> **What you need to do**
Restate the material below word for word, from its first line to its last.

> **Data for review**
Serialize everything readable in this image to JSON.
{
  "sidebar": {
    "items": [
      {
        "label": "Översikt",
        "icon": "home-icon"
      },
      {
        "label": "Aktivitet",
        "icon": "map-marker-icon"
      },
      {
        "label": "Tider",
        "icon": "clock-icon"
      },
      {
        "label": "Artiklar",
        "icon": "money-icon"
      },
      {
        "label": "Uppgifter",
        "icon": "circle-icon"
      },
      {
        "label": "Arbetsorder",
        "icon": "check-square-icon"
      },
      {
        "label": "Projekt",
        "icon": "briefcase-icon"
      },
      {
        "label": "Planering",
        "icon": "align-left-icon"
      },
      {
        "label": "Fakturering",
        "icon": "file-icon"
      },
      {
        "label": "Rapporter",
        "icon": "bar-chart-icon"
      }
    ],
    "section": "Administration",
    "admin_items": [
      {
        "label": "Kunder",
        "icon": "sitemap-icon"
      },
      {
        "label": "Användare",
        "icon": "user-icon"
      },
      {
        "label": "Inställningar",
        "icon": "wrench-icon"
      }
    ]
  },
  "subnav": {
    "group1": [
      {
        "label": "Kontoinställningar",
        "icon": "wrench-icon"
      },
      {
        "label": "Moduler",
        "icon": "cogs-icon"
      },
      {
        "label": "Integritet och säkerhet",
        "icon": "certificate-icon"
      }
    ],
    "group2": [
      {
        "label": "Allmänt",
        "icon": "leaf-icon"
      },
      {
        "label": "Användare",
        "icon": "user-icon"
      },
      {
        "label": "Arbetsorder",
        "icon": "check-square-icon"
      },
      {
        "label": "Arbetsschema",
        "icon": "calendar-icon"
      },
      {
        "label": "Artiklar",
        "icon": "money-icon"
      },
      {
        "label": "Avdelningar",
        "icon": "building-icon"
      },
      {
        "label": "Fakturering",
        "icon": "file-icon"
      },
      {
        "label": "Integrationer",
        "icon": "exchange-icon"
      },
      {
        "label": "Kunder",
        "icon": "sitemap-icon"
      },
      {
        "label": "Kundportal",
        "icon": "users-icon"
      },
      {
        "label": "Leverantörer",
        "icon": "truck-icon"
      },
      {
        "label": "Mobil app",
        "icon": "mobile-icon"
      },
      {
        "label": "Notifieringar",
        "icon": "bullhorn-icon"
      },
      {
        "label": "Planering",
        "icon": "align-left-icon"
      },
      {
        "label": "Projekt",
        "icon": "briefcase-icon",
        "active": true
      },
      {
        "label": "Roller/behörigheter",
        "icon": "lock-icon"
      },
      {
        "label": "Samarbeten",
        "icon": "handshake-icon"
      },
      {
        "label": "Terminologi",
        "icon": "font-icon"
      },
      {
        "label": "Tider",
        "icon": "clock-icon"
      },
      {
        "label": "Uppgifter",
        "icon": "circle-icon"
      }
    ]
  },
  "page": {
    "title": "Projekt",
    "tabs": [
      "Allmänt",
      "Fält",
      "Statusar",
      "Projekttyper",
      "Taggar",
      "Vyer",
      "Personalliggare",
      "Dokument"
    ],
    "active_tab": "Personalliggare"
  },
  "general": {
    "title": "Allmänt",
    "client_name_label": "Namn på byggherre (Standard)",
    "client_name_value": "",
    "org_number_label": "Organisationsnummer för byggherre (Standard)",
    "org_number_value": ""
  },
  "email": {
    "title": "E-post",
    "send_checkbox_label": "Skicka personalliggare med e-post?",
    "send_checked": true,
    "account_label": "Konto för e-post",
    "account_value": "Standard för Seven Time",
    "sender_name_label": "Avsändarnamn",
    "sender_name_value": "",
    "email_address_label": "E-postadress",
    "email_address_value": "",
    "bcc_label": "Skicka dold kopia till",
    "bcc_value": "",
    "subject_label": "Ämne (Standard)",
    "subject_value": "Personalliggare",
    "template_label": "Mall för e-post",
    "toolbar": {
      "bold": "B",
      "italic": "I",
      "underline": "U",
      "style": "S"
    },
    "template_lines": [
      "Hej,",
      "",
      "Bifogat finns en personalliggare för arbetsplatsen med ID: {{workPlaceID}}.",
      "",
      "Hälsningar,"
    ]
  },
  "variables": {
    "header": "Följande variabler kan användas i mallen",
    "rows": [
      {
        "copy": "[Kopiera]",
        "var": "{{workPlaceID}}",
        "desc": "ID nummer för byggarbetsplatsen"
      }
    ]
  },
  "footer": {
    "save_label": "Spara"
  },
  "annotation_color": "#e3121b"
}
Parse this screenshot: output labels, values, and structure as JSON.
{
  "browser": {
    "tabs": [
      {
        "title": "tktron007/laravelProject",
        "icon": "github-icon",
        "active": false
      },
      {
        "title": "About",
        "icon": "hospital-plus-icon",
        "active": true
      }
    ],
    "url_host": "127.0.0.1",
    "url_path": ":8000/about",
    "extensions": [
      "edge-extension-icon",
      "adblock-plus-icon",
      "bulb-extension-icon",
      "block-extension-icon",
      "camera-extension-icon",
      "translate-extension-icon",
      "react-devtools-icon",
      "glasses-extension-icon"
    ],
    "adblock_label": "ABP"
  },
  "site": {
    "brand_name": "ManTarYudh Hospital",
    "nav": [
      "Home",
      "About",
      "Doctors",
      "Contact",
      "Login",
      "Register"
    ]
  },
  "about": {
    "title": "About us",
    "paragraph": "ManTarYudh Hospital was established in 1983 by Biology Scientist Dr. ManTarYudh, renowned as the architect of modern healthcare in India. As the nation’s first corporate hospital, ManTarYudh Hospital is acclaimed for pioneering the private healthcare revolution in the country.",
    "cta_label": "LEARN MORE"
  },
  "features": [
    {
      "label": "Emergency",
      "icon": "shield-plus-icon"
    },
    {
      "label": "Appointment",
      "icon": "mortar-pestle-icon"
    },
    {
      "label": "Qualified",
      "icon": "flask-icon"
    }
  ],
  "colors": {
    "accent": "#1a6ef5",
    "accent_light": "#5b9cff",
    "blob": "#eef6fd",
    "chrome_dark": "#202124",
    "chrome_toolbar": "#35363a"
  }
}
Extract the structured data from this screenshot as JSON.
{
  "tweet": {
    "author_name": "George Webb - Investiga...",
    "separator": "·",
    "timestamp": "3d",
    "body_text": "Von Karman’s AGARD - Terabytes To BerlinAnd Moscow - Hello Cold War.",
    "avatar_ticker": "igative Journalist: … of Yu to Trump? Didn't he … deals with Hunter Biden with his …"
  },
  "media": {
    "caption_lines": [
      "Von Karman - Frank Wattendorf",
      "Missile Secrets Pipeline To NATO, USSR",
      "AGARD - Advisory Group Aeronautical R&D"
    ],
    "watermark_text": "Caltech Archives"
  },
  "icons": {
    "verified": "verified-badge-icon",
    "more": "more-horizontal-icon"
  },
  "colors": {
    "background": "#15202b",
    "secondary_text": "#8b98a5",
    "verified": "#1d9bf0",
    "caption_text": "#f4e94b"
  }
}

> **Result of the exercise**
Serialize everything readable in this image to JSON.
{
  "sidebar": {
    "items": [
      {
        "label": "Översikt",
        "icon": "home-icon"
      },
      {
        "label": "Aktivitet",
        "icon": "map-marker-icon"
      },
      {
        "label": "Tider",
        "icon": "clock-icon"
      },
      {
        "label": "Artiklar",
        "icon": "money-icon"
      },
      {
        "label": "Uppgifter",
        "icon": "circle-icon"
      },
      {
        "label": "Arbetsorder",
        "icon": "check-square-icon"
      },
      {
        "label": "Projekt",
        "icon": "briefcase-icon"
      },
      {
        "label": "Planering",
        "icon": "align-left-icon"
      },
      {
        "label": "Fakturering",
        "icon": "file-icon"
      },
      {
        "label": "Rapporter",
        "icon": "bar-chart-icon"
      }
    ],
    "section": "Administration",
    "admin_items": [
      {
        "label": "Kunder",
        "icon": "sitemap-icon"
      },
      {
        "label": "Användare",
        "icon": "user-icon"
      },
      {
        "label": "Inställningar",
        "icon": "wrench-icon"
      }
    ]
  },
  "subnav": {
    "group1": [
      {
        "label": "Kontoinställningar",
        "icon": "wrench-icon"
      },
      {
        "label": "Moduler",
        "icon": "cogs-icon"
      },
      {
        "label": "Integritet och säkerhet",
        "icon": "certificate-icon"
      }
    ],
    "group2": [
      {
        "label": "Allmänt",
        "icon": "leaf-icon"
      },
      {
        "label": "Användare",
        "icon": "user-icon"
      },
      {
        "label": "Arbetsorder",
        "icon": "check-square-icon"
      },
      {
        "label": "Arbetsschema",
        "icon": "calendar-icon"
      },
      {
        "label": "Artiklar",
        "icon": "money-icon"
      },
      {
        "label": "Avdelningar",
        "icon": "building-icon"
      },
      {
        "label": "Fakturering",
        "icon": "file-icon"
      },
      {
        "label": "Integrationer",
        "icon": "exchange-icon"
      },
      {
        "label": "Kunder",
        "icon": "sitemap-icon"
      },
      {
        "label": "Kundportal",
        "icon": "users-icon"
      },
      {
        "label": "Leverantörer",
        "icon": "truck-icon"
      },
      {
        "label": "Mobil app",
        "icon": "mobile-icon"
      },
      {
        "label": "Notifieringar",
        "icon": "bullhorn-icon"
      },
      {
        "label": "Planering",
        "icon": "align-left-icon"
      },
      {
        "label": "Projekt",
        "icon": "briefcase-icon",
        "active": true
      },
      {
        "label": "Roller/behörigheter",
        "icon": "lock-icon"
      },
      {
        "label": "Samarbeten",
        "icon": "handshake-icon"
      },
      {
        "label": "Terminologi",
        "icon": "font-icon"
      },
      {
        "label": "Tider",
        "icon": "clock-icon"
      },
      {
        "label": "Uppgifter",
        "icon": "circle-icon"
      }
    ]
  },
  "page": {
    "title": "Projekt",
    "tabs": [
      "Allmänt",
      "Fält",
      "Statusar",
      "Projekttyper",
      "Taggar",
      "Vyer",
      "Personalliggare",
      "Dokument"
    ],
    "active_tab": "Personalliggare"
  },
  "general": {
    "title": "Allmänt",
    "client_name_label": "Namn på byggherre (Standard)",
    "client_name_value": "",
    "org_number_label": "Organisationsnummer för byggherre (Standard)",
    "org_number_value": ""
  },
  "email": {
    "title": "E-post",
    "send_checkbox_label": "Skicka personalliggare med e-post?",
    "send_checked": true,
    "account_label": "Konto för e-post",
    "account_value": "Standard för Seven Time",
    "sender_name_label": "Avsändarnamn",
    "sender_name_value": "",
    "email_address_label": "E-postadress",
    "email_address_value": "",
    "bcc_label": "Skicka dold kopia till",
    "bcc_value": "",
    "subject_label": "Ämne (Standard)",
    "subject_value": "Personalliggare",
    "template_label": "Mall för e-post",
    "toolbar": {
      "bold": "B",
      "italic": "I",
      "underline": "U",
      "style": "S"
    },
    "template_lines": [
      "Hej,",
      "",
      "Bifogat finns en personalliggare för arbetsplatsen med ID: {{workPlaceID}}.",
      "",
      "Hälsningar,"
    ]
  },
  "variables": {
    "header": "Följande variabler kan användas i mallen",
    "rows": [
      {
        "copy": "[Kopiera]",
        "var": "{{workPlaceID}}",
        "desc": "ID nummer för byggarbetsplatsen"
      }
    ]
  },
  "footer": {
    "save_label": "Spara"
  },
  "annotation_color": "#e3121b"
}
Parse this screenshot: output labels, values, and structure as JSON.
{
  "browser": {
    "tabs": [
      {
        "title": "tktron007/laravelProject",
        "icon": "github-icon",
        "active": false
      },
      {
        "title": "About",
        "icon": "hospital-plus-icon",
        "active": true
      }
    ],
    "url_host": "127.0.0.1",
    "url_path": ":8000/about",
    "extensions": [
      "edge-extension-icon",
      "adblock-plus-icon",
      "bulb-extension-icon",
      "block-extension-icon",
      "camera-extension-icon",
      "translate-extension-icon",
      "react-devtools-icon",
      "glasses-extension-icon"
    ],
    "adblock_label": "ABP"
  },
  "site": {
    "brand_name": "ManTarYudh Hospital",
    "nav": [
      "Home",
      "About",
      "Doctors",
      "Contact",
      "Login",
      "Register"
    ]
  },
  "about": {
    "title": "About us",
    "paragraph": "ManTarYudh Hospital was established in 1983 by Biology Scientist Dr. ManTarYudh, renowned as the architect of modern healthcare in India. As the nation’s first corporate hospital, ManTarYudh Hospital is acclaimed for pioneering the private healthcare revolution in the country.",
    "cta_label": "LEARN MORE"
  },
  "features": [
    {
      "label": "Emergency",
      "icon": "shield-plus-icon"
    },
    {
      "label": "Appointment",
      "icon": "mortar-pestle-icon"
    },
    {
      "label": "Qualified",
      "icon": "flask-icon"
    }
  ],
  "colors": {
    "accent": "#1a6ef5",
    "accent_light": "#5b9cff",
    "blob": "#eef6fd",
    "chrome_dark": "#202124",
    "chrome_toolbar": "#35363a"
  }
}
Extract the structured data from this screenshot as JSON.
{
  "tweet": {
    "author_name": "George Webb - Investiga...",
    "separator": "·",
    "timestamp": "3d",
    "body_text": "Von Karman’s AGARD - Terabytes To BerlinAnd Moscow - Hello Cold War.",
    "avatar_ticker": "igative Journalist: … of Yu to Trump? Didn't he … deals with Hunter Biden with his …"
  },
  "media": {
    "caption_lines": [
      "Von Karman - Frank Wattendorf",
      "Missile Secrets Pipeline To NATO, USSR",
      "AGARD - Advisory Group Aeronautical R&D"
    ],
    "watermark_text": "Caltech Archives"
  },
  "icons": {
    "verified": "verified-badge-icon",
    "more": "more-horizontal-icon"
  },
  "colors": {
    "background": "#15202b",
    "secondary_text": "#8b98a5",
    "verified": "#1d9bf0",
    "caption_text": "#f4e94b"
  }
}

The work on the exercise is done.